> **Directions**: All lines of the records below that contain the word "this" must be listed.

> **Saved entries**:
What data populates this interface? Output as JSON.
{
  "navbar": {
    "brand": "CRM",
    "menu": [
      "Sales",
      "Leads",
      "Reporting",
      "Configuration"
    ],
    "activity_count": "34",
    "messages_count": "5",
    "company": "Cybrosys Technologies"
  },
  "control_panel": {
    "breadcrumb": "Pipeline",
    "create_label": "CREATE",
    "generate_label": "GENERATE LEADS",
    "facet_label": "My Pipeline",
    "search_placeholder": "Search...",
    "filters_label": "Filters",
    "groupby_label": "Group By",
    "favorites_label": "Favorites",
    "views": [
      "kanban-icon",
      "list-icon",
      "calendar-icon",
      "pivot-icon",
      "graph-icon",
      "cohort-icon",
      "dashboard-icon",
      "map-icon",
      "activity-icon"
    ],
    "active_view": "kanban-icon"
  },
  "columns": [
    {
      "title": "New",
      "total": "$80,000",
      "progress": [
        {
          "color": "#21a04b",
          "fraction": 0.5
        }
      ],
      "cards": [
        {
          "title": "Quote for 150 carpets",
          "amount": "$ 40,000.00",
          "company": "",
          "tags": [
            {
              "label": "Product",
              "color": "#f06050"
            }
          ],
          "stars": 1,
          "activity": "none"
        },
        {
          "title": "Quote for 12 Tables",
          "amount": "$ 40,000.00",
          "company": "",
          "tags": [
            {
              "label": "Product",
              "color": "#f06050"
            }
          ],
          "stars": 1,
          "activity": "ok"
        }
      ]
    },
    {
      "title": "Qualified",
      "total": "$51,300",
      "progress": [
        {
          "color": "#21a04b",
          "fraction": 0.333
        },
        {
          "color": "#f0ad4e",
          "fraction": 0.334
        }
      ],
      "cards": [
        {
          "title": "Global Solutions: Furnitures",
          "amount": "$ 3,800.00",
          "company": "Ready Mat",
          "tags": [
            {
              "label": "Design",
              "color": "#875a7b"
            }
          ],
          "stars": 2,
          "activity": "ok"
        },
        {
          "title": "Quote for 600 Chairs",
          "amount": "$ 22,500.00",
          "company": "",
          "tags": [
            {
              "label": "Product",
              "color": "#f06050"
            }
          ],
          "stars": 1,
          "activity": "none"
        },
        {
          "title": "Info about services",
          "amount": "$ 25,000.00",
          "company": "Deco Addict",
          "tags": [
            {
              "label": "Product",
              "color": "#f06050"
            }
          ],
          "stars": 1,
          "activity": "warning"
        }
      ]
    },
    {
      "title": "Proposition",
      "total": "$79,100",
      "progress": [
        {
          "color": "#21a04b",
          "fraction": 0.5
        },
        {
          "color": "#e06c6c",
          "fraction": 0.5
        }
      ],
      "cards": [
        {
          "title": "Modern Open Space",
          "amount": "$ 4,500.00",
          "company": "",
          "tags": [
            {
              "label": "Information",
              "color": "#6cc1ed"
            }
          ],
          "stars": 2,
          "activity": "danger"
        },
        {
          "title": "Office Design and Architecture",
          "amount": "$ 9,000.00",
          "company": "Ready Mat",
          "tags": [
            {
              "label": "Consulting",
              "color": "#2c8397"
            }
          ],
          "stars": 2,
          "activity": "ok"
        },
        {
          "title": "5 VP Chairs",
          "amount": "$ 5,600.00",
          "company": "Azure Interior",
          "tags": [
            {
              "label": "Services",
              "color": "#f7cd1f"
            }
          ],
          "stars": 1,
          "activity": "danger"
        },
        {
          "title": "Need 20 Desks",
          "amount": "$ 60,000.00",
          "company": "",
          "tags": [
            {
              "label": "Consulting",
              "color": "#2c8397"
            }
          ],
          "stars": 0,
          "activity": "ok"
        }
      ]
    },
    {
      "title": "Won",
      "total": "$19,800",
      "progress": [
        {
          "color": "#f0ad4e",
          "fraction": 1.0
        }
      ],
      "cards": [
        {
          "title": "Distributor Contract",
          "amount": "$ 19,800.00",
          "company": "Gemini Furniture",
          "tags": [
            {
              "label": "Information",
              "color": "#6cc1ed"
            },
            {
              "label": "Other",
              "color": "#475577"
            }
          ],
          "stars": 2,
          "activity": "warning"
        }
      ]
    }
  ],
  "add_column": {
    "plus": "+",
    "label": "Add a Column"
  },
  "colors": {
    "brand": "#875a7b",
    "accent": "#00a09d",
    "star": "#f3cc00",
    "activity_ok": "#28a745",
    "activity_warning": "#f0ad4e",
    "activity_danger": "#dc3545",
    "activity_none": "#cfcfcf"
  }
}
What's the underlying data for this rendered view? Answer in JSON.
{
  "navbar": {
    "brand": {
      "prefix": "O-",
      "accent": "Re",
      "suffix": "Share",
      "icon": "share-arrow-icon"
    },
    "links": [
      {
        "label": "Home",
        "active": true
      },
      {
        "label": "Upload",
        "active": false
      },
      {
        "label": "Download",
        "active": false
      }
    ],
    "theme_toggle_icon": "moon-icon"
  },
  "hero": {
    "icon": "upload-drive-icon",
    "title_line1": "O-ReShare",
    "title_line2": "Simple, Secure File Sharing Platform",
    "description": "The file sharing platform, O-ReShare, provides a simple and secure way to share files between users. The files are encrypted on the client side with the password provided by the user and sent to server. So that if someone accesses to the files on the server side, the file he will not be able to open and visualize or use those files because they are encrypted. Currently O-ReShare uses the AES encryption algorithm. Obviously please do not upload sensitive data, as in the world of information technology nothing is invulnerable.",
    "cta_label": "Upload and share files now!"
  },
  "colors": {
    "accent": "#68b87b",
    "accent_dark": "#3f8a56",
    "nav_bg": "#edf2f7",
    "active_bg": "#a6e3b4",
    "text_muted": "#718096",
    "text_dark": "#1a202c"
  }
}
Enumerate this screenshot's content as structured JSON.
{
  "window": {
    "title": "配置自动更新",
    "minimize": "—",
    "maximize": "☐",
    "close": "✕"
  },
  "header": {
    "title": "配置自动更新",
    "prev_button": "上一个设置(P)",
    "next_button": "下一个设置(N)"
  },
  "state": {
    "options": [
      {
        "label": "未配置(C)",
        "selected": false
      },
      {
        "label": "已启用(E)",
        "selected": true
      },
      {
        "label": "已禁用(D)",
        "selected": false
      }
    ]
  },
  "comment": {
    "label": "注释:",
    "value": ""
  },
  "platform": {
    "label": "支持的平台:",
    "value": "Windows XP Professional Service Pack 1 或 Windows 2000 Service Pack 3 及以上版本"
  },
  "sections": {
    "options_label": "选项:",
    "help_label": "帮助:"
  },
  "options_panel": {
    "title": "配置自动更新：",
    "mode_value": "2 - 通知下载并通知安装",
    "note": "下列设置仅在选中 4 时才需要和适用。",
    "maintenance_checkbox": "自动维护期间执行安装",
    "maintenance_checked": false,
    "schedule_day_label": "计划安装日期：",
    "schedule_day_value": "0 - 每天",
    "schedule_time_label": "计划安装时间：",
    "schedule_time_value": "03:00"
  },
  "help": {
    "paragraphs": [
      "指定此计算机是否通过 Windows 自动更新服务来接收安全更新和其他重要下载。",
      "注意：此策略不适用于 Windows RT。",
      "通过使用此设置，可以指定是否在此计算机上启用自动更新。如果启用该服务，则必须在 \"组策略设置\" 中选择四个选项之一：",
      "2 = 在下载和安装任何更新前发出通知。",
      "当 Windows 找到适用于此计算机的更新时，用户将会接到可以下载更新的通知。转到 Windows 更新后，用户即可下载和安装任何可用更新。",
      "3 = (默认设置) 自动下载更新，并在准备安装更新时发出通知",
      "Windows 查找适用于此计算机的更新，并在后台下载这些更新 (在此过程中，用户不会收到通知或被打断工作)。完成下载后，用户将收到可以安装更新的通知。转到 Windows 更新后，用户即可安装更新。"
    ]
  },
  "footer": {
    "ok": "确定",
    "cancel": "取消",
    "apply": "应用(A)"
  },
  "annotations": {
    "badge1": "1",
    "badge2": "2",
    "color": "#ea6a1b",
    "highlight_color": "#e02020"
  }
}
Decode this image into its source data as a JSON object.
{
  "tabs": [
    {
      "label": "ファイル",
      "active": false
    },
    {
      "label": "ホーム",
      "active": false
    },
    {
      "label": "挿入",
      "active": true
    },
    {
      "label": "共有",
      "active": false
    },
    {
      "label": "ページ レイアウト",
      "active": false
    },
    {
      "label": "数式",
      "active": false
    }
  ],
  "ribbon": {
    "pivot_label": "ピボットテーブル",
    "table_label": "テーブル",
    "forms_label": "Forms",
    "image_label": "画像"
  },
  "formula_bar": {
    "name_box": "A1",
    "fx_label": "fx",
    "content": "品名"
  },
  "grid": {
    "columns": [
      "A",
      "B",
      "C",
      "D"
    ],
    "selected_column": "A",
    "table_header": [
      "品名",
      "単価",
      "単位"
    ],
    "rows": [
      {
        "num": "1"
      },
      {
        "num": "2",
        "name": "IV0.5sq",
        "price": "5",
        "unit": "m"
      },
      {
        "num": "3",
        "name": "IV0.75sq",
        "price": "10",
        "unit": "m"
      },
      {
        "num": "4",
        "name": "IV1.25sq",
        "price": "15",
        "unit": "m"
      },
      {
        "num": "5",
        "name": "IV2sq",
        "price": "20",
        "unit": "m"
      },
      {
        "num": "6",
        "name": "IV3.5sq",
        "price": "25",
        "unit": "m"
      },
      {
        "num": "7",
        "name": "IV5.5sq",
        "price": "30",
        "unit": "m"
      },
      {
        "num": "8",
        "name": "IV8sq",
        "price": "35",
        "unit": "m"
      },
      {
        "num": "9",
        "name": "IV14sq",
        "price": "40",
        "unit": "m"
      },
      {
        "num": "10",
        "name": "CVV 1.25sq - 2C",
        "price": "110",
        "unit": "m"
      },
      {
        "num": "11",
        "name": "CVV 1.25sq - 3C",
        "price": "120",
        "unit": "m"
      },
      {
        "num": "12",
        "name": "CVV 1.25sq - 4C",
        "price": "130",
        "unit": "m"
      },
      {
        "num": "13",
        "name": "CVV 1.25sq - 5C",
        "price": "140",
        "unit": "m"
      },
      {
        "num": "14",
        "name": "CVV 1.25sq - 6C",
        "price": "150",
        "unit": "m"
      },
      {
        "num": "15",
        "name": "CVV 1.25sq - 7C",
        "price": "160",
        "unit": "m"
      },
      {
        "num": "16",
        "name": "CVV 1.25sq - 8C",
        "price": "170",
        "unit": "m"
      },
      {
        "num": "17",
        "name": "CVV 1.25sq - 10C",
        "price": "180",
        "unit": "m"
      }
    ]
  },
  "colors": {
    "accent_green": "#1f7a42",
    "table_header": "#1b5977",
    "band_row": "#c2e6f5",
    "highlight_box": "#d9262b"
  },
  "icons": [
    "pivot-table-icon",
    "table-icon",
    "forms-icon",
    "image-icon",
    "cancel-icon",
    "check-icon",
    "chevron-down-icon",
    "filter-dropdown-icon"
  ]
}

> **Exercise answer**:
What data populates this interface? Output as JSON.
What's the underlying data for this rendered view? Answer in JSON.
Enumerate this screenshot's content as structured JSON.
Decode this image into its source data as a JSON object.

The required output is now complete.